(Stored records)
···

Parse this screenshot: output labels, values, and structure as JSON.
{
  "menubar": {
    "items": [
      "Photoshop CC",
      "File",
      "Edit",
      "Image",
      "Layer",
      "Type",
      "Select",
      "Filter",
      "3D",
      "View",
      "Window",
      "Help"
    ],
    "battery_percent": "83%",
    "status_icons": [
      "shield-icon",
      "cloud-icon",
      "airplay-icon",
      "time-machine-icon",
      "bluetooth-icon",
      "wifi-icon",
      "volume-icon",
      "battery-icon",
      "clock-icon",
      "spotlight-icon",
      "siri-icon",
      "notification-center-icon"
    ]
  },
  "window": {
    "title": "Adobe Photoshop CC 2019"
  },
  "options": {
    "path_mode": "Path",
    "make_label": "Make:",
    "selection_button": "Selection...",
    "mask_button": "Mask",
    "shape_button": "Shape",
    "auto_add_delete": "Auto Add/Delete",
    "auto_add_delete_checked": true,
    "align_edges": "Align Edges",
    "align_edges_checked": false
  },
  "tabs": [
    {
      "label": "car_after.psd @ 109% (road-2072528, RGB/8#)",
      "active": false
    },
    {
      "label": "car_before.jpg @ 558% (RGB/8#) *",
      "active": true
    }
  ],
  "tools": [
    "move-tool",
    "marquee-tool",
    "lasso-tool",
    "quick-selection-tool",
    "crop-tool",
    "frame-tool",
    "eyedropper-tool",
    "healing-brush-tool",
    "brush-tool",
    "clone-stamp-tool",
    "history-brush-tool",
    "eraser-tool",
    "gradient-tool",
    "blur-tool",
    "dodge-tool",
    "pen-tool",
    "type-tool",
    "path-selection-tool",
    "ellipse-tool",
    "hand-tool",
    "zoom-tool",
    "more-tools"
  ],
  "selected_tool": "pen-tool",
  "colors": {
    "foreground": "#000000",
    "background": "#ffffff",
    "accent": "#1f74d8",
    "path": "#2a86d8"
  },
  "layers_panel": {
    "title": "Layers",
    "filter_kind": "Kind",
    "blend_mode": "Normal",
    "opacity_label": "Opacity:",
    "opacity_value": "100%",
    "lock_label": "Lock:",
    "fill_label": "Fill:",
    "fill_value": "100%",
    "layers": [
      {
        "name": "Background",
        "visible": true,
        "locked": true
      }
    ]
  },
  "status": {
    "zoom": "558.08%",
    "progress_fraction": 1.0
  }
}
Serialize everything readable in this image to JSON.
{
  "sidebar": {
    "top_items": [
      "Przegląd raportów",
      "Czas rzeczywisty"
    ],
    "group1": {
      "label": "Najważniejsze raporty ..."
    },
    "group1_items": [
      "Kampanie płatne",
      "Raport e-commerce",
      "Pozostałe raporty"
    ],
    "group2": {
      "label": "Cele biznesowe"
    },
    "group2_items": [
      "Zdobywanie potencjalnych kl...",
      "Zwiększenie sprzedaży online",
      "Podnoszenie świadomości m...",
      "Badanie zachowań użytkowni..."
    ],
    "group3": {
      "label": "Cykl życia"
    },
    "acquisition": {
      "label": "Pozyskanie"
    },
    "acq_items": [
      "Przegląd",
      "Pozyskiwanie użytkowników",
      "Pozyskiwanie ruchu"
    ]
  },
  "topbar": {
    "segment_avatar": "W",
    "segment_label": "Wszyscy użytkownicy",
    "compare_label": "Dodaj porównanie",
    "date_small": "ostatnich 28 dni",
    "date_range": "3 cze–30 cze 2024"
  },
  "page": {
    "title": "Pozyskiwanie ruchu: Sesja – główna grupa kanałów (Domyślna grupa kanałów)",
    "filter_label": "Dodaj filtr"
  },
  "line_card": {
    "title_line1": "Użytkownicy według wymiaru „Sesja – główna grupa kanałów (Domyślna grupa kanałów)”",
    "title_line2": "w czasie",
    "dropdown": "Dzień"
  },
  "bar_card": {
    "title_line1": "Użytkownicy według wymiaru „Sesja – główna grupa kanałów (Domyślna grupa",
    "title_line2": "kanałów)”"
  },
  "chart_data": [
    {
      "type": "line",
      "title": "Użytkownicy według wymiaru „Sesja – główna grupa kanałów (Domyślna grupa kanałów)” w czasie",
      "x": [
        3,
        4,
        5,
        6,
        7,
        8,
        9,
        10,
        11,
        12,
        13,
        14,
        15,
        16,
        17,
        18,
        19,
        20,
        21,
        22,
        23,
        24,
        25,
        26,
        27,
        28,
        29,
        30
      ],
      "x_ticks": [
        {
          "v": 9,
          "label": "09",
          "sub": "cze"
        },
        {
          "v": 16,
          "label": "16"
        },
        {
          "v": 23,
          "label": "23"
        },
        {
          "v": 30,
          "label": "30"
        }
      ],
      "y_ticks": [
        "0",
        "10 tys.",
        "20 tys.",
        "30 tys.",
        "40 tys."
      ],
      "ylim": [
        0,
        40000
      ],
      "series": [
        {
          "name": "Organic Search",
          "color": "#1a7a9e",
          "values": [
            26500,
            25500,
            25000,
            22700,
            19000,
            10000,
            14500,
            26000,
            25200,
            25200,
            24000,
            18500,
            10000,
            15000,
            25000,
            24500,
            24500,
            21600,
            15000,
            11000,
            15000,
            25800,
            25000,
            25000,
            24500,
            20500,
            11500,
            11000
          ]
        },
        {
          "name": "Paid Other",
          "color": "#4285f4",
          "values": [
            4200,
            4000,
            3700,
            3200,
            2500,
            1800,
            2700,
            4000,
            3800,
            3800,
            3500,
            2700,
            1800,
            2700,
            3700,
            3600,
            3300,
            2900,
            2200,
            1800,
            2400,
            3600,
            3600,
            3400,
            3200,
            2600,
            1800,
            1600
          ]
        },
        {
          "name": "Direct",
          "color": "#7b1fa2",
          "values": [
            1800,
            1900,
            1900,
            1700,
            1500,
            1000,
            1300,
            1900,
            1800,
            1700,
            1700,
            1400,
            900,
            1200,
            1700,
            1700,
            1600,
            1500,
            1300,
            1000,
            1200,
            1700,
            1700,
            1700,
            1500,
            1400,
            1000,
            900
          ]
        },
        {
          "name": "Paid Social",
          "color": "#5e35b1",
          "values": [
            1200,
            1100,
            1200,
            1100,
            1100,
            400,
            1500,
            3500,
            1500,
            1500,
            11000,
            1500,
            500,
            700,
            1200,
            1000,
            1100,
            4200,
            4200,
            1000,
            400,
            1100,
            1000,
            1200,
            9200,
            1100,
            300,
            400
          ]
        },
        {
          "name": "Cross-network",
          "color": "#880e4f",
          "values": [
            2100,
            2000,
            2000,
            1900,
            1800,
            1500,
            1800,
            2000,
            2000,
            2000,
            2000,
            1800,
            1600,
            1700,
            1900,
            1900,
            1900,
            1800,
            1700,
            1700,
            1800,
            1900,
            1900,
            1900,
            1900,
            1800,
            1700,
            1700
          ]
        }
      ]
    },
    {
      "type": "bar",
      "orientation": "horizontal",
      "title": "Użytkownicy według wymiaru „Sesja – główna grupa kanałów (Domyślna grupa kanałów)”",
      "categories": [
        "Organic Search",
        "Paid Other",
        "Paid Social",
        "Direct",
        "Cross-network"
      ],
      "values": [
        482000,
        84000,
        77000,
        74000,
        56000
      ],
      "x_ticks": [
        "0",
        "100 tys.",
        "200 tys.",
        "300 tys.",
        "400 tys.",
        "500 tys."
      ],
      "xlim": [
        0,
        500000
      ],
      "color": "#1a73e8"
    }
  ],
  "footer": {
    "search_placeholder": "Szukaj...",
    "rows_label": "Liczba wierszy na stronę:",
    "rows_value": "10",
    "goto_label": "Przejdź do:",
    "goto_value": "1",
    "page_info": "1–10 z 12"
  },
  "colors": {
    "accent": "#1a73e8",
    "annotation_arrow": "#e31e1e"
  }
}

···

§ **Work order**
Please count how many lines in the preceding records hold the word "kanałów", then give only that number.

§ **The completed task**
6